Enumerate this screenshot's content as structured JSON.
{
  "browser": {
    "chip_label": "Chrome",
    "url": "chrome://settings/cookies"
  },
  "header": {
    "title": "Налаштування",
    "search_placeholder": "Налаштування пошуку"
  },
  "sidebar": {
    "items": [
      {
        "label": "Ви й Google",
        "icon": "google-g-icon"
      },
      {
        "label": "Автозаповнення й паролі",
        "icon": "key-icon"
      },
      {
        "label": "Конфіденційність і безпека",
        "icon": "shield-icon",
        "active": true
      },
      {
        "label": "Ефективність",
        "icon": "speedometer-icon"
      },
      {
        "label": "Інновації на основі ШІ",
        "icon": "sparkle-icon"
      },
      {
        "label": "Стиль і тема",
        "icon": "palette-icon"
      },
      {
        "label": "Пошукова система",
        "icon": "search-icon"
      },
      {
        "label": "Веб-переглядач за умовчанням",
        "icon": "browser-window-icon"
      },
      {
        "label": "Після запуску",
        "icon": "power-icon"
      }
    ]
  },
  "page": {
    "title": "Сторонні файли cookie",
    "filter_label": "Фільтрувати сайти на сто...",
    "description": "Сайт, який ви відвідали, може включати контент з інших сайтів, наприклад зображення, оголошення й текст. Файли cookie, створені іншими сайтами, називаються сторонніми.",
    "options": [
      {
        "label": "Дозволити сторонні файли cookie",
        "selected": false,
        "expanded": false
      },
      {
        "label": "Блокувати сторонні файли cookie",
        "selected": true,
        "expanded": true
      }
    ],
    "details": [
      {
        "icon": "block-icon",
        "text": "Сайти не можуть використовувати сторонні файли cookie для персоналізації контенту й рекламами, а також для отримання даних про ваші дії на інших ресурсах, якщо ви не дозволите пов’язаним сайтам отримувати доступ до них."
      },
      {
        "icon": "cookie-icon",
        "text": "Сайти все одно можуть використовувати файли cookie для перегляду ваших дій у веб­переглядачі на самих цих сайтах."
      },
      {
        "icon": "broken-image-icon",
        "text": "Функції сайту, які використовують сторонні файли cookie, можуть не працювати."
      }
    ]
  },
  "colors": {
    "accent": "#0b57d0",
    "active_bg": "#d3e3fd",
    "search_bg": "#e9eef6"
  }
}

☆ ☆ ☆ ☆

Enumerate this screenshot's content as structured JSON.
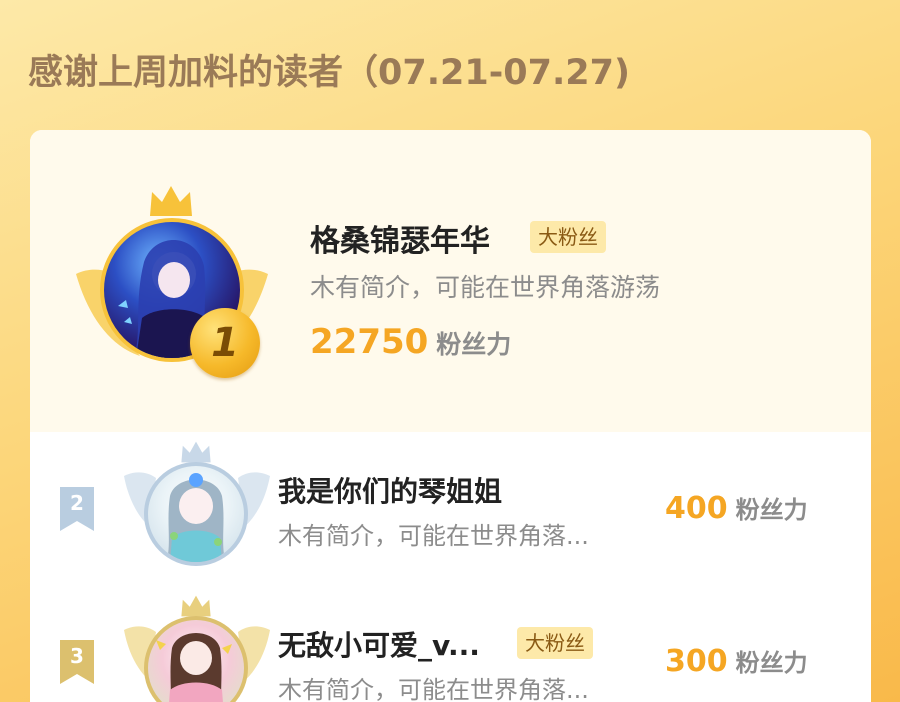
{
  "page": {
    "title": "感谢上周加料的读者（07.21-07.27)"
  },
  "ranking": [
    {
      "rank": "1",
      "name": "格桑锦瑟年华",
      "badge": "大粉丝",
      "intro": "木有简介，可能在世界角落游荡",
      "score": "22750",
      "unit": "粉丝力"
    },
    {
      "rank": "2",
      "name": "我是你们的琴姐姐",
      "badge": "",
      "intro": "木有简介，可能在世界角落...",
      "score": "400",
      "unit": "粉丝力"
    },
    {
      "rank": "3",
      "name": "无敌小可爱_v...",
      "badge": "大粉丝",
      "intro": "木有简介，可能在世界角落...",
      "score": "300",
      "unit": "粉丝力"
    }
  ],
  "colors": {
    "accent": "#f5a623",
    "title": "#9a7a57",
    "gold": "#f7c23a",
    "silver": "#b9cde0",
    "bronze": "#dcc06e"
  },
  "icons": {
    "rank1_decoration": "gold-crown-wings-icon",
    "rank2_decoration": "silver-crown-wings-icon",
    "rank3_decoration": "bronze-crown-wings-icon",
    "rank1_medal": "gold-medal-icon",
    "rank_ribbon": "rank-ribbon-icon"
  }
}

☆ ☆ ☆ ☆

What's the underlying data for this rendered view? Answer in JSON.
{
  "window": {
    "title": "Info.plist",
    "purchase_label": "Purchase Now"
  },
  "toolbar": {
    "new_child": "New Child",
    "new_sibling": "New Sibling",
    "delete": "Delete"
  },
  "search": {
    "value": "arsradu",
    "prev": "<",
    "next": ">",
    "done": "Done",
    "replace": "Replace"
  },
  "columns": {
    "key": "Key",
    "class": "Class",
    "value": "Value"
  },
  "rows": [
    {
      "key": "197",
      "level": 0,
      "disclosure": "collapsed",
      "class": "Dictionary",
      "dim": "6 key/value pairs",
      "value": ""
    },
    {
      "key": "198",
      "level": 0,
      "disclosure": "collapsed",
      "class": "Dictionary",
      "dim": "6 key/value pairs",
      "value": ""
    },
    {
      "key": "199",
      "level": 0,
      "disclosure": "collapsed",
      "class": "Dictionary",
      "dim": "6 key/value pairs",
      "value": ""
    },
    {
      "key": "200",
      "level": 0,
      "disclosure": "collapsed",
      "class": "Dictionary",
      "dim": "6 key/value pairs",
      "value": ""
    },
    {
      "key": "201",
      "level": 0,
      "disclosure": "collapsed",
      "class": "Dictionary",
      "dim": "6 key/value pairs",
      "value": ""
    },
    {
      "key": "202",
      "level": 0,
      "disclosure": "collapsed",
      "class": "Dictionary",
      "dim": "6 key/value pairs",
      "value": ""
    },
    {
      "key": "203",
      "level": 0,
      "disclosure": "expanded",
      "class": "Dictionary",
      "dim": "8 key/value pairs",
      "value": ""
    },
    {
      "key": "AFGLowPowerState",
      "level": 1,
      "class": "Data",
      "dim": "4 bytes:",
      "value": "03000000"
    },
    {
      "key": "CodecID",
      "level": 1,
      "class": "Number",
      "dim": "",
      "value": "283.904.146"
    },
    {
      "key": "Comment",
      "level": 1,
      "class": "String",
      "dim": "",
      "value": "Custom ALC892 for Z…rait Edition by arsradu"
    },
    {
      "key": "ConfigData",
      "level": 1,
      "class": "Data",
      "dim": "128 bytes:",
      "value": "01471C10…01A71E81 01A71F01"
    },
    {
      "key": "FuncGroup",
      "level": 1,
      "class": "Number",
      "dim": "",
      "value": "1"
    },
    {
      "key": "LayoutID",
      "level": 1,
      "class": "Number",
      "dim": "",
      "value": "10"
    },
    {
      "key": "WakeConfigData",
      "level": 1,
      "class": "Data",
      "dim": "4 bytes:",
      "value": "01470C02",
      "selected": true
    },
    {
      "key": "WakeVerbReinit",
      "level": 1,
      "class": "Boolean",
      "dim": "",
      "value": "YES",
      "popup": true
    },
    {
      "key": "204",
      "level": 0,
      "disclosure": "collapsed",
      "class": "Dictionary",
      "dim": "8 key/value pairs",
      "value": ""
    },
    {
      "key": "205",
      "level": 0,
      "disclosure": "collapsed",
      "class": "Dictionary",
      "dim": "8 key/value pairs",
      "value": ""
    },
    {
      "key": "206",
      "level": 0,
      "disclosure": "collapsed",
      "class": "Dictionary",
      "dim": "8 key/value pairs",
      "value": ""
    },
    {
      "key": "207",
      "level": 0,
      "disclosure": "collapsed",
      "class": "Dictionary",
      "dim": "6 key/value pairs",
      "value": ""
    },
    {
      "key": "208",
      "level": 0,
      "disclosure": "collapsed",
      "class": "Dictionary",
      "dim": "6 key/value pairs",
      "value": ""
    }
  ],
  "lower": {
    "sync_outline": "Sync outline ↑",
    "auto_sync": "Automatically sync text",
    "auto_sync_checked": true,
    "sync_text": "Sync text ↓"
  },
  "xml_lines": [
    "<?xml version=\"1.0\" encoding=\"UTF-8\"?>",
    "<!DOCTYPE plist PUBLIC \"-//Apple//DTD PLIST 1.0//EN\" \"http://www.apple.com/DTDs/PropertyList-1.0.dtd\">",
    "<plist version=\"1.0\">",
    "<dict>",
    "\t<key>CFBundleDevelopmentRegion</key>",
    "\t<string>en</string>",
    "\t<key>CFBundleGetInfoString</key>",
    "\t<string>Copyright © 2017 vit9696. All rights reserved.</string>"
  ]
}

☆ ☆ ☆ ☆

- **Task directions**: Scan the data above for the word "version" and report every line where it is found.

- **Answer for the task**:
    "<?xml version=\"1.0\" encoding=\"UTF-8\"?>",
    "<plist version=\"1.0\">",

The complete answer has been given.